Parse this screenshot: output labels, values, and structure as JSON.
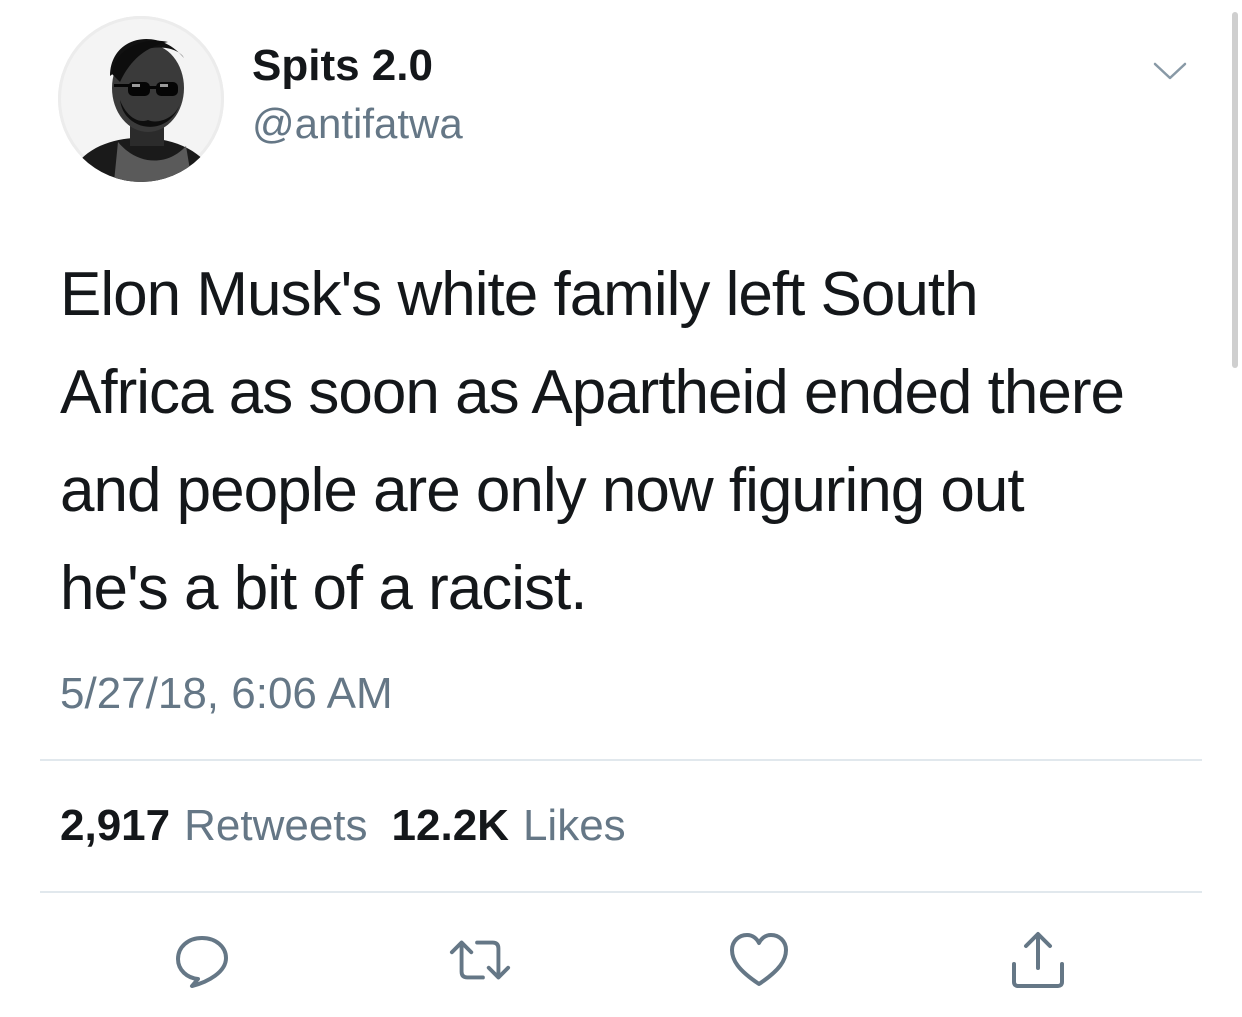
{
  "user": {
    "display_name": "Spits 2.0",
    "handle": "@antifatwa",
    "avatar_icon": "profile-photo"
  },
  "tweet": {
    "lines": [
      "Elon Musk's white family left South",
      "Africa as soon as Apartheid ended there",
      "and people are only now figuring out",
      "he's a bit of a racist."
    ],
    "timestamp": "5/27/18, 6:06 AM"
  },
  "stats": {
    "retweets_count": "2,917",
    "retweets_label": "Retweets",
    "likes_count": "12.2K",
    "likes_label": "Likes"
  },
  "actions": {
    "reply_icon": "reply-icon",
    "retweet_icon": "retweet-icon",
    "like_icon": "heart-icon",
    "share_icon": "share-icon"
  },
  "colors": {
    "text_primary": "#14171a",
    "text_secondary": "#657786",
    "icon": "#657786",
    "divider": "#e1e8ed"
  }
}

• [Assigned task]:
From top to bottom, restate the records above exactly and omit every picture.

• [Result]:
Parse this screenshot: output labels, values, and structure as JSON.
{
  "user": {
    "display_name": "Spits 2.0",
    "handle": "@antifatwa",
    "avatar_icon": "profile-photo"
  },
  "tweet": {
    "lines": [
      "Elon Musk's white family left South",
      "Africa as soon as Apartheid ended there",
      "and people are only now figuring out",
      "he's a bit of a racist."
    ],
    "timestamp": "5/27/18, 6:06 AM"
  },
  "stats": {
    "retweets_count": "2,917",
    "retweets_label": "Retweets",
    "likes_count": "12.2K",
    "likes_label": "Likes"
  },
  "actions": {
    "reply_icon": "reply-icon",
    "retweet_icon": "retweet-icon",
    "like_icon": "heart-icon",
    "share_icon": "share-icon"
  },
  "colors": {
    "text_primary": "#14171a",
    "text_secondary": "#657786",
    "icon": "#657786",
    "divider": "#e1e8ed"
  }
}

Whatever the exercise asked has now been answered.